Remembrance, Hope and Work

It’s been a year since we learned of and watched the murder of George Floyd in Minnesota. The act in that midwestern state moved the world and millions marched, cried, demanded and promised. We remember his family and particularly his young daughter. Her life will be marked not only by the painful loss of her father but by the overwhelming and worldwide response. This Tuesday May 25, we hope it is more than the anniversary of this death.

Last week, Pennsylvanians voted to add equal rights based on race and ethnicity to the state constitution and in the same week members of the House in Pennsylvania indicated they will be introducing legislation to prohibit the teaching, funding, or dissemination of racist and sexist concepts by the Commonwealth and its political subdivisions, including school districts. This is specifically aimed at curtailing the concepts more commonly known as “critical race theory (CRT).” The core ideas of CRT and the 1619 Project include the truth that the enslavement of millions of Black people was a crime; that our country was birthed without equal rights despite the inspiring language of the Declaration of Independence and that Black Americans and others have worked relentlessly to perfect our Union and continue to this day.
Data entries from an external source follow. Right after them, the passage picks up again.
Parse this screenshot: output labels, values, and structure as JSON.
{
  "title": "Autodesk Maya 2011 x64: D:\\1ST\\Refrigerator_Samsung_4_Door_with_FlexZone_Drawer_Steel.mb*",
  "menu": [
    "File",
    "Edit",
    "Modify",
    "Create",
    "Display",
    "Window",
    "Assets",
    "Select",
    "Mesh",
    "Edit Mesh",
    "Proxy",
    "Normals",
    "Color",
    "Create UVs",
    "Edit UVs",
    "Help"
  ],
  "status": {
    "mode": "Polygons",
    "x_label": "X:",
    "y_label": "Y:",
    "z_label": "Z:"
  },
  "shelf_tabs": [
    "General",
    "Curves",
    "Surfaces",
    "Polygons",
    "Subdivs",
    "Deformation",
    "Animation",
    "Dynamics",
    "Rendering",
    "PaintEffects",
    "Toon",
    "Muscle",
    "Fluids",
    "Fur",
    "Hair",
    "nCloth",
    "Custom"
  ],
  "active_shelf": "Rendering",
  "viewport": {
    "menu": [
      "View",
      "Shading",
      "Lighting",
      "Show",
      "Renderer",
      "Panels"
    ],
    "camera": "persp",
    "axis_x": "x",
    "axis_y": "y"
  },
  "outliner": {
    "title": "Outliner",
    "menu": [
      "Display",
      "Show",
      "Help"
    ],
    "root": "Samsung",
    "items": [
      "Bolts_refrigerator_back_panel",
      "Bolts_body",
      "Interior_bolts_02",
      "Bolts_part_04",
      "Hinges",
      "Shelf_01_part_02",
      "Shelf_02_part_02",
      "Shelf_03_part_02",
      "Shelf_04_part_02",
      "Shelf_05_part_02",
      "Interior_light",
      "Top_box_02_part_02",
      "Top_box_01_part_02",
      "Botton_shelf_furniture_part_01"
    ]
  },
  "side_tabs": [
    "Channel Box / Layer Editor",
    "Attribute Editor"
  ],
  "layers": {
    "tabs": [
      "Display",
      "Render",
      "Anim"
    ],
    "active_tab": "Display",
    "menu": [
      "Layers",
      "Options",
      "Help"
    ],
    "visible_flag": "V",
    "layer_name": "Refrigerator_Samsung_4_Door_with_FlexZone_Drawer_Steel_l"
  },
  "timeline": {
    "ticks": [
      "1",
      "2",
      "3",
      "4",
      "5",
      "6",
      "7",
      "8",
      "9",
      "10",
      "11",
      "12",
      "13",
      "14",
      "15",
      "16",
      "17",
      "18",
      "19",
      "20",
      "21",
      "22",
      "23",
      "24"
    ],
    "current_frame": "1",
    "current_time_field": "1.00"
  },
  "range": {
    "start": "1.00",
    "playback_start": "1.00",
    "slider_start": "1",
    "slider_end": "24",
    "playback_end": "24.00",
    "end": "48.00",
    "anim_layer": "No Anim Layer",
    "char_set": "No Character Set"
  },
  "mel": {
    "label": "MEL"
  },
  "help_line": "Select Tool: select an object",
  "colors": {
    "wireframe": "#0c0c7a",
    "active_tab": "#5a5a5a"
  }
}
Is this progress? The work ahead is to make the necessary changes to ensure that every member of the community can live in peace and freedom. That every member can reach their fullest potential and will not be labeled, targeted, dismissed, insulted, terrorized or even killed. Our schools will need to change, not only their names but the funding and curriculum. Our law enforcement will need to change, to move away from a warrior mentality toward a public safety partnership with the community. Our businesses will have to change, to welcome everyone, provide opportunity and pay wages that allow a day of rest and family time. People of faith need to love all their neighbors on every day of the week, not just on days of worship. This is the shortest of lists. I have to change, and so do you. I have to believe that my experience is not the only one and others suffer daily as I move with ease. I have to have the courage to hear the truth from those who live it and not justify, minimize or disbelieve their stories. I have to use my privilege for good and be humble enough to serve others. Racism is hurting all of us.

Stacie Blake
Chief Executive Officer